The most common complications seen in clinical practice are mechanical complications (shunt hardware malfunction), over drainage of CSF fluid, bleeding and infection.
What Is A Mechanical Complication?
All shunts have three basic parts: a Ventricular Catheter, a Shunt Valve and a Distal Catheter. Any of these parts may develop sub-optimal or incomplete function. (For a more detailed explanation of a shunt, see What is a Shunt?.) If you look at the ventricular catheter closely, there are tiny holes in it which can become obstructed with tissue growing into the holes. This results in obstruction of CSF flow. Some tissue debris may flow into the valve and obstruct flow as well. The valve is a mechanical device and it is subject to malfunction just like any other mechanical device. Finally, the distal catheter end my become obstructed by tissue. It may also migrate out of its cavity due to movement of the surrounding tissue environment (lungs, heart, bowel...).
This patient developed a progressive swelling under the incision. He had developed an obstruction at the end of the shunt. CSF percolated in the tract around the catheter into the subcutaneous tissues.
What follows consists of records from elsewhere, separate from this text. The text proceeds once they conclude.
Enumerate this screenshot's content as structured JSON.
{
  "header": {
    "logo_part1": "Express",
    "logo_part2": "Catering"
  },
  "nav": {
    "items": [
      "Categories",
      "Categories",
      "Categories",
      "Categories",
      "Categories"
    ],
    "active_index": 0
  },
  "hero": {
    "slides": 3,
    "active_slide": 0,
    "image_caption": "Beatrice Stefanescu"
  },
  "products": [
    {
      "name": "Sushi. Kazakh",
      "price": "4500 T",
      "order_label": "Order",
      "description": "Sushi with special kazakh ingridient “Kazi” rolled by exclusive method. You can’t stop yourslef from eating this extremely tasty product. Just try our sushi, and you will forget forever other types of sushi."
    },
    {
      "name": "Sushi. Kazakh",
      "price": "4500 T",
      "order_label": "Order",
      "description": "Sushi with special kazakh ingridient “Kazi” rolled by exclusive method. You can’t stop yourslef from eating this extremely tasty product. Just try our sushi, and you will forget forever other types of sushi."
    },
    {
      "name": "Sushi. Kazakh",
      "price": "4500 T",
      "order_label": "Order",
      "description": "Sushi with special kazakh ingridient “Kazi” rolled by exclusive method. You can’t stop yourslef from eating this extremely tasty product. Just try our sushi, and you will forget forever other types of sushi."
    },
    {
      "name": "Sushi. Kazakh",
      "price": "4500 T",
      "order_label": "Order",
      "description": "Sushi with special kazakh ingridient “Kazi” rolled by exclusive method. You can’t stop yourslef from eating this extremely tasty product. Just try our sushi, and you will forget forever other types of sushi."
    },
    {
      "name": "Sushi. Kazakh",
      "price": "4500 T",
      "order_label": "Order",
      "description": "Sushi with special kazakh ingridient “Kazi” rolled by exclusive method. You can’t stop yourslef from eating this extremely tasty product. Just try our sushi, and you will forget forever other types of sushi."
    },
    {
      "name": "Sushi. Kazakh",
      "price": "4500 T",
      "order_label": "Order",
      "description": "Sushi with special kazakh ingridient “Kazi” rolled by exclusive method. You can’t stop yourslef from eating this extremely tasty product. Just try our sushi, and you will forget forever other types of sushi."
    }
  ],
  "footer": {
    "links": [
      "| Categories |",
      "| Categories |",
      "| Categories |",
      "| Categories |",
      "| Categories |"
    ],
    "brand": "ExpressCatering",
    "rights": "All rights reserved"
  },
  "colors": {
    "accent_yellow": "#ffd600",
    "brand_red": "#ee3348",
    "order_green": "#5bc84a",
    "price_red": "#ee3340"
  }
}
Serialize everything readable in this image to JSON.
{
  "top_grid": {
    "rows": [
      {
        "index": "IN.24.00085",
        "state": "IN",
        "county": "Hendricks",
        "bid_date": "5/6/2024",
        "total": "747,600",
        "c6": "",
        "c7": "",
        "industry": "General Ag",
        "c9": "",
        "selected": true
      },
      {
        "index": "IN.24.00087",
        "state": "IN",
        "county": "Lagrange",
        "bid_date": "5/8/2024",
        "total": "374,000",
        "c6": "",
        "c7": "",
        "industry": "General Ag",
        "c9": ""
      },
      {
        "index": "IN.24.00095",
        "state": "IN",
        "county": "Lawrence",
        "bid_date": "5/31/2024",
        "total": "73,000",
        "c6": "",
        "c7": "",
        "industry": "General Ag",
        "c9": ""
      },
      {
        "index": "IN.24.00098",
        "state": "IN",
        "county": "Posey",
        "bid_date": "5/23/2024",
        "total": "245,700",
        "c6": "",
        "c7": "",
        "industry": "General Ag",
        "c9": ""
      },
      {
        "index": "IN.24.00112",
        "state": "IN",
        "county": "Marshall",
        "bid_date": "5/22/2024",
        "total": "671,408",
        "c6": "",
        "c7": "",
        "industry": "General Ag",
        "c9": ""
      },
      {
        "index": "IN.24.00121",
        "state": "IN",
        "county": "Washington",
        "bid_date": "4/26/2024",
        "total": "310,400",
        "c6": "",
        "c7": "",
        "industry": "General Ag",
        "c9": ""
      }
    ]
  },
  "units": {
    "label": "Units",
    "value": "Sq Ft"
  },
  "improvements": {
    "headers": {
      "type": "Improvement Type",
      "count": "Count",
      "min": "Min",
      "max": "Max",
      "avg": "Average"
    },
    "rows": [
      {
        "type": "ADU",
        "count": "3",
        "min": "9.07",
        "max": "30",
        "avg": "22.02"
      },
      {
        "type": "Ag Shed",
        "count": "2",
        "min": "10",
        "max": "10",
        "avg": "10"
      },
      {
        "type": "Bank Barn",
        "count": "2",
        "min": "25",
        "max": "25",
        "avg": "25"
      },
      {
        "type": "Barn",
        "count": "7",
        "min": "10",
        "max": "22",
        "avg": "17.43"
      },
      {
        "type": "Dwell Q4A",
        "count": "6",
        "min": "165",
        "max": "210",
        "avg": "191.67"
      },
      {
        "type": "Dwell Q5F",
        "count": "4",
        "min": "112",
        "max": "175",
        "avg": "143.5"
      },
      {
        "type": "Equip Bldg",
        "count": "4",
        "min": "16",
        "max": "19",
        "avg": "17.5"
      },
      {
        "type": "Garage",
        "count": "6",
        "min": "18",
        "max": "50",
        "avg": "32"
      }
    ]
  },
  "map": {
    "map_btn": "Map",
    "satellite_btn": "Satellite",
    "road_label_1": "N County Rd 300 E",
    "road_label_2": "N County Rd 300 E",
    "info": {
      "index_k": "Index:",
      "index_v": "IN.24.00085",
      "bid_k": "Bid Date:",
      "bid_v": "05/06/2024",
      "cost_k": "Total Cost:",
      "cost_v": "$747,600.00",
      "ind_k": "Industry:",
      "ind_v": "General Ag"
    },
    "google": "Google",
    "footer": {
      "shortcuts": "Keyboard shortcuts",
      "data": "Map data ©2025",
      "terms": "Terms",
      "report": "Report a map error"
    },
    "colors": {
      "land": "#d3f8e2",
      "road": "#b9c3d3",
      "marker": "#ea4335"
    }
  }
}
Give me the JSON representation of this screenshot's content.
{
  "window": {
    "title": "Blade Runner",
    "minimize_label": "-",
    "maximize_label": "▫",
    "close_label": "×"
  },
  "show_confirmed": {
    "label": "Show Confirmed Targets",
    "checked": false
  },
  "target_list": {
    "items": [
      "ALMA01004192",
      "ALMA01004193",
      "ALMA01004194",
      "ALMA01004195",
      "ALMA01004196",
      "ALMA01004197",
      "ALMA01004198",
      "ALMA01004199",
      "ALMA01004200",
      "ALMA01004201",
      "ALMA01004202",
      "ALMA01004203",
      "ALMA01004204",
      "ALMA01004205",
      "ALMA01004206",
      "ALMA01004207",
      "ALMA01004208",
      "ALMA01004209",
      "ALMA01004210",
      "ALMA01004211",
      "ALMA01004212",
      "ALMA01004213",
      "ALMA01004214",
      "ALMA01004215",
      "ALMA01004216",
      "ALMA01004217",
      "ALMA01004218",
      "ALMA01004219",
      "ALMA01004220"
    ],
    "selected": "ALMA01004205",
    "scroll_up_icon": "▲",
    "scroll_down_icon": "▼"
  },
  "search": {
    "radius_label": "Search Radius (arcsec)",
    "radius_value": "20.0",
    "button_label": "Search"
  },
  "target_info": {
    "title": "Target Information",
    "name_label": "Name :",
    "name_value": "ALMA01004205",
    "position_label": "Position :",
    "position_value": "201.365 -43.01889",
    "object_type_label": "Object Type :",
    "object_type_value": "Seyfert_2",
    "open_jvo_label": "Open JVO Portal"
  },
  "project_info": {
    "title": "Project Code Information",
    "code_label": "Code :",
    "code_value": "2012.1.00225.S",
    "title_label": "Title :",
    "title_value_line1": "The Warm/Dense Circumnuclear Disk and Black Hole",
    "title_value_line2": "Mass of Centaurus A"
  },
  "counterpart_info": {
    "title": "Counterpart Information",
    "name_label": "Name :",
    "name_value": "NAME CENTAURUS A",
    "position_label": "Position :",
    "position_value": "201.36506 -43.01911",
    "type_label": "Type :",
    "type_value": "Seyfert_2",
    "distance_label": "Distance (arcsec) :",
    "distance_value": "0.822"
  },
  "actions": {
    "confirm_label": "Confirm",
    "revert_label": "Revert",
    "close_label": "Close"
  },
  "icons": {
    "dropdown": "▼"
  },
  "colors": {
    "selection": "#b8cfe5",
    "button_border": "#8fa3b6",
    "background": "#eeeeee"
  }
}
What Is Over drainage of a Shunt?
There are many types of shunts with many different settings. It can be quite complicated to determine the optimal setting for a particular shunt in a particular patient. During this process, shunts may drain too much fluid or too little fluid. If they drain too little, the patient suffers with the hydrocephalus symptoms that person had initially to various degrees. If the shunt drains too much CSF, or if the particular brain is not compliant enough to expand and remains compressed, an over drainage process occurs. Extra fluid begins to accumulate between the covering of the brain called the dura and the brain itself. A subdural collection begins to form.
These subdural collections may be cerebral spinal fluid. The collection may also result in blood accumulating in this same space resulting in a subdural hematoma.
The pictures below show a subdural hematoma. Notice the blood is in between the dura and the brain. Place your arrow on the picture in the lower left. Click the triangle button to play.